Traffic is usually chaotic; roads are generally unmarked and detailed and accurate maps are not widely available. Lanes are not marked and signs indicating the direction of traffic flow seldom exist. Huge potholes may cause drivers to execute unpredictable and dangerous maneuvers in heavy traffic. The Haitian government lacks adequate resources to assist drivers in distress or to clear the road of accidents or broken-down vehicles blocking the flow of traffic; if you are involved in an accident do not expect medical or law enforcement assistance. Be prepared to change your own tires.
Traffic Laws: You are advised to contact local authorities in the event of a traffic accident. Local authorities will coordinate with available medical response.
Speeding, aggressive driving, lack of traffic lights and signs, lack of right of way, unlit vechicles, and poor maintenance are the cause of many fatal traffic accidents in Haiti, as are overloaded vehicles on winding, mountainous and degraded roads. Motorcycles weave through traffic at high speeds. Driving under the influence is common at night.
Public Transportation: Public transportation consists of “tap-taps” trucks, private motorcycles for hire, and a few public buses and taxis. We strongly discourage the use of all of the above. There is a significant risk of ejection due to lack of passenger restraints in any accident or even rough driving. the above means of public transport have been the nexus of numerous robberies and kidnappings in the past.

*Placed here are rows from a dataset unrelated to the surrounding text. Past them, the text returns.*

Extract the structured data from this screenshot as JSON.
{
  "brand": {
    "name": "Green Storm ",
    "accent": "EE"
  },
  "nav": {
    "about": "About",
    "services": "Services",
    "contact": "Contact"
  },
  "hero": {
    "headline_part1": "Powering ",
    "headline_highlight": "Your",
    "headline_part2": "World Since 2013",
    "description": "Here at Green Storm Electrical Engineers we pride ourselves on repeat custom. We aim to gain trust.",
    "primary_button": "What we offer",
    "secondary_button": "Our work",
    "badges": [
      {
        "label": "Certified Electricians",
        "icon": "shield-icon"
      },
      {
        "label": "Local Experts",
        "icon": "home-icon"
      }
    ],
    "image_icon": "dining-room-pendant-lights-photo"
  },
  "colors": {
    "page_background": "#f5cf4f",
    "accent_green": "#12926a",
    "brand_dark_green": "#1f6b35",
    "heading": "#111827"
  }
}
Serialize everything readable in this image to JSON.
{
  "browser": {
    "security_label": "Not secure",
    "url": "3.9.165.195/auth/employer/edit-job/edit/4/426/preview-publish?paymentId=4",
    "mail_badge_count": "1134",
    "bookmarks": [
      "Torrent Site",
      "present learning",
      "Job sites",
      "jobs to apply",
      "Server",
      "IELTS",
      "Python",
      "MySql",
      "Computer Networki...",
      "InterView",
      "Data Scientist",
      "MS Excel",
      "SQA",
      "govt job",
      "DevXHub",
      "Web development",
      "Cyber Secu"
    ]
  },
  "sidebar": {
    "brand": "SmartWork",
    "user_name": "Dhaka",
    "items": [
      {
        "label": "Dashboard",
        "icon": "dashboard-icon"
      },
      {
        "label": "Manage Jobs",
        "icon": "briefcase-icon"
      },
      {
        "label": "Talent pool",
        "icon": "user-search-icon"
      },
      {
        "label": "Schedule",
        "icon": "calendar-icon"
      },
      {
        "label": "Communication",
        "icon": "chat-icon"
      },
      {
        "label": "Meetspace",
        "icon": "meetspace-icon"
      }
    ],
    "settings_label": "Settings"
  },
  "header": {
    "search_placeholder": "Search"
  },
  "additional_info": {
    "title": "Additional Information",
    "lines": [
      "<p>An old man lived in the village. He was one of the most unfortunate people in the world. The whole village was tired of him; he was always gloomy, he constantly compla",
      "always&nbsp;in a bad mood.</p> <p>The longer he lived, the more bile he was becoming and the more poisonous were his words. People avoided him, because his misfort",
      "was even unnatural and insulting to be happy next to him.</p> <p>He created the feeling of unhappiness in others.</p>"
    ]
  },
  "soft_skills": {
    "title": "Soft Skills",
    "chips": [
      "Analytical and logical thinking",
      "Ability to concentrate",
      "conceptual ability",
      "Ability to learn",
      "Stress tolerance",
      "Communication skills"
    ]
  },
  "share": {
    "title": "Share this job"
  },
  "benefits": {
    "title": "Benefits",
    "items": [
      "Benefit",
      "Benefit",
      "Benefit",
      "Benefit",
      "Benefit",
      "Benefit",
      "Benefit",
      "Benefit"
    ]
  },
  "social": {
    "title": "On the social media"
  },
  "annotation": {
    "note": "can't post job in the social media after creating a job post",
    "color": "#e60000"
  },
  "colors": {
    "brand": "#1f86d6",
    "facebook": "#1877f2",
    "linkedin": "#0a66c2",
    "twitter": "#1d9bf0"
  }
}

Aviation Safety Oversight: As there is no direct commercial air service to the United States by carriers registered in Haiti, the U.S. Federal Aviation Administration (FAA) has not assessed the Government of Haiti’s Civil Aviation Authority for compliance with International Civil Aviation Organization (ICAO) aviation safety standards. Further information may be found on the FAA’s safety assessment page.